(Excerpts from an interface dataset)
━━━━━━━━━━━━━━━━━━━━━━━━━━━━━━

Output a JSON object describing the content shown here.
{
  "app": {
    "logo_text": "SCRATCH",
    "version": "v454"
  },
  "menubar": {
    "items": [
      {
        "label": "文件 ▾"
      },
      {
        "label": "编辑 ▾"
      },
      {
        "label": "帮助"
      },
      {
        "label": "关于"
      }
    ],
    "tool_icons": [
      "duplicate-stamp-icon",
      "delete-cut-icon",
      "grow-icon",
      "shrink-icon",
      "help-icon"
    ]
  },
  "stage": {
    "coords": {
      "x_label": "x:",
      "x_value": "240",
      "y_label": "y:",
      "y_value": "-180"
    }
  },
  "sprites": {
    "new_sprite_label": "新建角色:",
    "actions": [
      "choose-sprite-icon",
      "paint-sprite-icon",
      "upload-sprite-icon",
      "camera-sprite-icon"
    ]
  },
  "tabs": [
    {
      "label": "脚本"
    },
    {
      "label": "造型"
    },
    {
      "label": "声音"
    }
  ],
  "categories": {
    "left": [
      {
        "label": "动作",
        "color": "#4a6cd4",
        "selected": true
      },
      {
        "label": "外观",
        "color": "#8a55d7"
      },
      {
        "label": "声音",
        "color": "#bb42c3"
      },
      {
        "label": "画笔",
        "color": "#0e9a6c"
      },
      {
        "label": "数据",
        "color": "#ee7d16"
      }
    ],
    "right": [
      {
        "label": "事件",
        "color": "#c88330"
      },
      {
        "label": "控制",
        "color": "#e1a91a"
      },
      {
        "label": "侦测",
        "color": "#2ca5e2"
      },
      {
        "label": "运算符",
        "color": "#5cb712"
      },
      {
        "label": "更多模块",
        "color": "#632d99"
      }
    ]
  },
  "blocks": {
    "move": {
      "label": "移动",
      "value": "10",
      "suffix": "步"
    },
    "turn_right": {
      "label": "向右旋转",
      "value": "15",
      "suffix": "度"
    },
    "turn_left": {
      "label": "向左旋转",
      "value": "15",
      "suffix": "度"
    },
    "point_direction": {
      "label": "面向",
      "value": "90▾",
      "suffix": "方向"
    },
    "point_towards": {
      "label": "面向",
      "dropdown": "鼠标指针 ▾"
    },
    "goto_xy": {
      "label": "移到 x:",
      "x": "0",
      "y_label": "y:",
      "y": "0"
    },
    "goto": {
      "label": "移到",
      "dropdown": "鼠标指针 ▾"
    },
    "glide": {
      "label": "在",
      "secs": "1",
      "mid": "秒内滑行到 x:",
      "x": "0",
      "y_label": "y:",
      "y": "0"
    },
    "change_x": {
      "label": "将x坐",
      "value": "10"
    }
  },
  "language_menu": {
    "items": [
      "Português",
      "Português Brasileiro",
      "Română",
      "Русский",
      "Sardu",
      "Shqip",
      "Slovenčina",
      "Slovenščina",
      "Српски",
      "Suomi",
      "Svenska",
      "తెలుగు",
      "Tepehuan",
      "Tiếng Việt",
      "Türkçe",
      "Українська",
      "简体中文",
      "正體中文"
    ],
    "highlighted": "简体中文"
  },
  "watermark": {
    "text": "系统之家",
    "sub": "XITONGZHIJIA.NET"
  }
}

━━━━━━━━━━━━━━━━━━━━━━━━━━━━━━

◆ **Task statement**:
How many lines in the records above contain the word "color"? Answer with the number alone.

◆ **Answer space**:
10